By Ruma Dubey
The Indian markets fell on Monday by 190 points despite the good news on the Cabinet reshuffle. There was really no reason within India for the markets to topple, yet fall it did.
We were so busy looking inside, stuck without head into the earth like the ostrich that we missed the happenings outside. Once again geopolitical tensions swayed the mood and this time, blame it on North Korea, the errant chimpanzee with one hand always on the nuclear missile. It conducted its sixth and reportedly one of the most powerful nuclear tests on Sunday. This sent global tremors and such tests always raise the fear that the regions stability would get affected. North Korea, in all probability, enthused by its sixth test might test some more and South Korea wants to be prepared – it is talking to the United States about deploying aircraft carriers and strategic bombers to the Korean peninsula.

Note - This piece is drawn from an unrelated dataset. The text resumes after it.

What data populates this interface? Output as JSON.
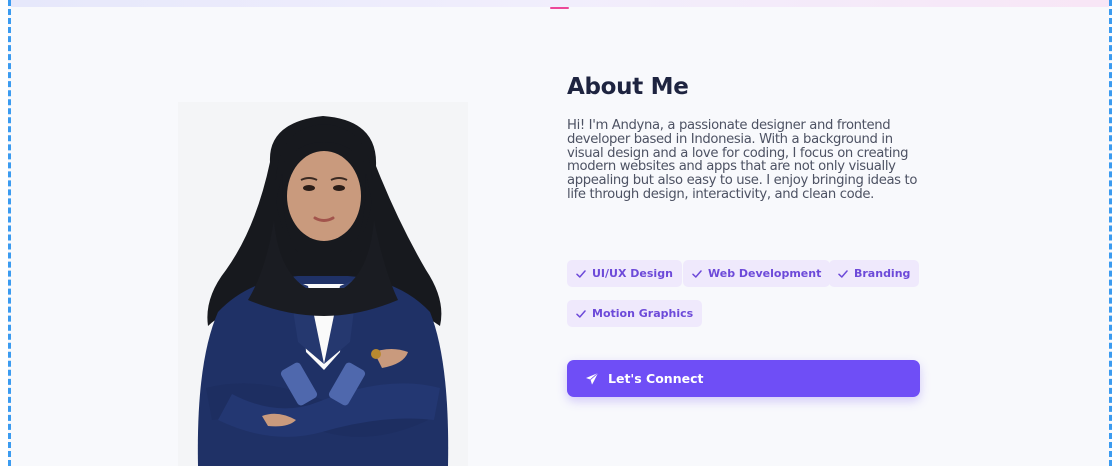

Those of us who have been in the markets for a couple of decades know that these are the usual and over-the years-same kind of geopolitical tension which affects the global markets. So based on our experience and drawing from memory and reads, a quick look at some of the geopolitical tensions over the last few years.
The major ones have obviously been the World Wars, attack of Pearl Harbor, then the Gulf War, 9/11, Iraq invasion, Russian annexing Crimea, US bombing Libya, Kuwait Invasion, Madrid and London bombings, Ukarine conflict, Paris terror attack.

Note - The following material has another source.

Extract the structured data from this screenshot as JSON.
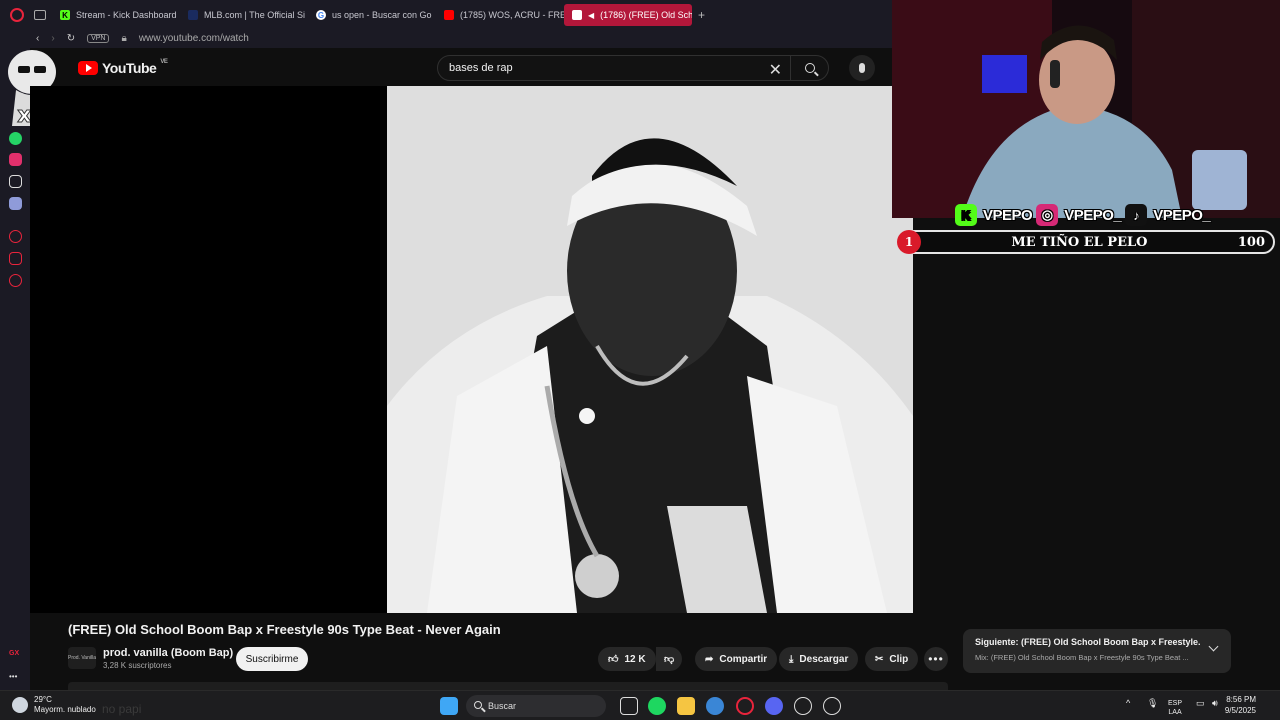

The fear of war is the common thread over 100 years – that is essentially what geopolitical tension is all about – the fear that any liquid situation could erupt into a full blown war. Over the years, from war, the crisis is now about terror attacks as again the fear is that a terror attack, like 9/11 could lead to invasion an war.
Indeed if you track the past geopolitical tensions, based on experience we all know the consequences of the event but the one percent of uncertainty is what causes the stress.
It is our fallacy to assume that tensions happen at random and the fight is between two ideologies. Look at things pragmatically, it becomes apparent that these tensions have little or nothing to do with ideological differences between governments and financial oligarchs. The target is always the psychology of the people – it would be no exaggeration to say that many of these conflicts are engineered. Look back in history - monarchies and oligarchies are historically notorious for fabricating diplomatic tensions and conflicts in order to force populations back under their control. Why go so far – the Iraq invasion did precisely this helping Bush win again.
According to a survey by the CFA Institute, more than two-thirds of global investment professionals expect the geopolitical climate to affect investment returns over the next three to five years. 70% of respondents expect these changes to negatively affect market performance.
Thus increased conflicts and geopolitical tensions is what this new world of ours will have to constantly deal with. There is no given set of rules and road map to follow and taking fiscal decisions at these times could be a hit or miss. Thus one cannot predict a conflict just as one cannot predict how the markets could react to the conflicts…